          Liked by 1 person

        2. Yet again I’m reminded by your good self that I really need to listen to more Grainger, particularly the experimental stuff.
          Glad you found something stretchy in Surman DD.
          Waltz for Debbie is a good ‘un. As is Moon Beams.

          Like

        3. Moon Beams CD ‘in the post’ for <$10.
          NB
          Bill Evans often on Radio Caprice stations that I listen to but I tend to let the Internet radio burble along in the background while reading etc.

          Liked by 1 person

        4. I’m up to weather report. (1971). And will be buying some soon! That might just mean that I’ve entered the seventies. Oh shoot (as we riding the wake of the Cool might say).

          Thanks.

          Liked by 1 person

        5. Well that is cool. I’ve grown to love and admire that WR debut over the years and wish the same enjoyment for you.

          Like

        6. Moon beams arrived today. One test of whether or not an album is good is when it finishes and your ears remain tuned in, waiting for it to go on.

          Thanks.

          Liked by 1 person

        7. Excellent get.
          Bonus Factoid: Did you know that the woman on the cover is Nico pre Velvet Underground?

          Like

  10. Thanks for introducing me to John Surman. Very refreshing.

    Liked by 2 people

    1. That’s great Phil. Delighted.

      Like

  11. I know none of this music but am curious about all of it. Great post.

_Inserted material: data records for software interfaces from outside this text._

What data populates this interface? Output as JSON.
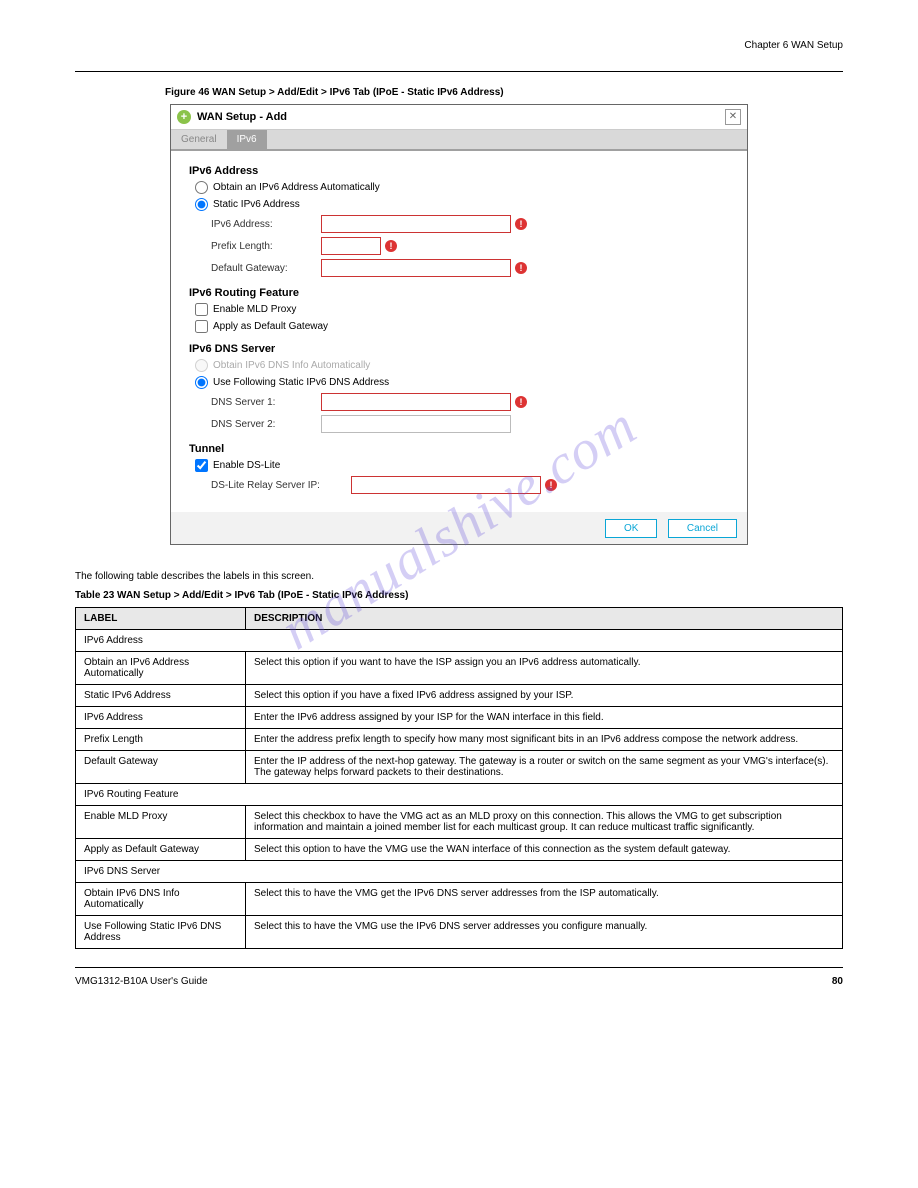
{
  "header": {
    "chapter": "Chapter 6 WAN Setup"
  },
  "figureCaption": "Figure 46   WAN Setup > Add/Edit > IPv6 Tab (IPoE - Static IPv6 Address)",
  "modal": {
    "title": "WAN Setup - Add",
    "tabs": {
      "general": "General",
      "ipv6": "IPv6"
    },
    "ipv6Address": {
      "heading": "IPv6 Address",
      "optAutomatic": "Obtain an IPv6 Address Automatically",
      "optStatic": "Static IPv6 Address",
      "ipv6AddressLabel": "IPv6 Address:",
      "prefixLengthLabel": "Prefix Length:",
      "defaultGatewayLabel": "Default Gateway:"
    },
    "routing": {
      "heading": "IPv6 Routing Feature",
      "mldProxy": "Enable MLD Proxy",
      "defaultGw": "Apply as Default Gateway"
    },
    "dns": {
      "heading": "IPv6 DNS Server",
      "optAuto": "Obtain IPv6 DNS Info Automatically",
      "optStatic": "Use Following Static IPv6 DNS Address",
      "dns1": "DNS Server 1:",
      "dns2": "DNS Server 2:"
    },
    "tunnel": {
      "heading": "Tunnel",
      "enableDsLite": "Enable DS-Lite",
      "relayLabel": "DS-Lite Relay Server IP:"
    },
    "buttons": {
      "ok": "OK",
      "cancel": "Cancel"
    }
  },
  "tableCaption": "Table 23   WAN Setup > Add/Edit > IPv6 Tab (IPoE - Static IPv6 Address)",
  "table": {
    "headers": {
      "label": "LABEL",
      "desc": "DESCRIPTION"
    },
    "rows": [
      {
        "type": "section",
        "label": "IPv6 Address"
      },
      {
        "label": "Obtain an IPv6 Address Automatically",
        "desc": "Select this option if you want to have the ISP assign you an IPv6 address automatically."
      },
      {
        "label": "Static IPv6 Address",
        "desc": "Select this option if you have a fixed IPv6 address assigned by your ISP."
      },
      {
        "label": "IPv6 Address",
        "desc": "Enter the IPv6 address assigned by your ISP for the WAN interface in this field."
      },
      {
        "label": "Prefix Length",
        "desc": "Enter the address prefix length to specify how many most significant bits in an IPv6 address compose the network address."
      },
      {
        "label": "Default Gateway",
        "desc": "Enter the IP address of the next-hop gateway. The gateway is a router or switch on the same segment as your VMG's interface(s). The gateway helps forward packets to their destinations."
      },
      {
        "type": "section",
        "label": "IPv6 Routing Feature"
      },
      {
        "label": "Enable MLD Proxy",
        "desc": "Select this checkbox to have the VMG act as an MLD proxy on this connection. This allows the VMG to get subscription information and maintain a joined member list for each multicast group. It can reduce multicast traffic significantly."
      },
      {
        "label": "Apply as Default Gateway",
        "desc": "Select this option to have the VMG use the WAN interface of this connection as the system default gateway."
      },
      {
        "type": "section",
        "label": "IPv6 DNS Server"
      },
      {
        "label": "Obtain IPv6 DNS Info Automatically",
        "desc": "Select this to have the VMG get the IPv6 DNS server addresses from the ISP automatically."
      },
      {
        "label": "Use Following Static IPv6 DNS Address",
        "desc": "Select this to have the VMG use the IPv6 DNS server addresses you configure manually."
      }
    ]
  },
  "footer": {
    "guide": "VMG1312-B10A User's Guide",
    "page": "80"
  },
  "watermark": "manualshive.com"
}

Will check some out later on when it’s wine time

    Liked by 1 person

    1. Way to go. 🙂

      Liked by 1 person

Comments and responses welcome for all posts: present or past. Please join in!

Fill in your details below or click an icon to log in:

WordPress.com Logo

You are commenting using your WordPress.com account. Log Out /  Change )

Google photo

You are commenting using your Google account. Log Out /  Change )

Twitter picture

You are commenting using your Twitter account. Log Out /  Change )

Facebook photo

You are commenting using your Facebook account. Log Out /  Change )

Connecting to %s

This site uses Akismet to reduce spam. Learn how your comment data is processed.

%d bloggers like this: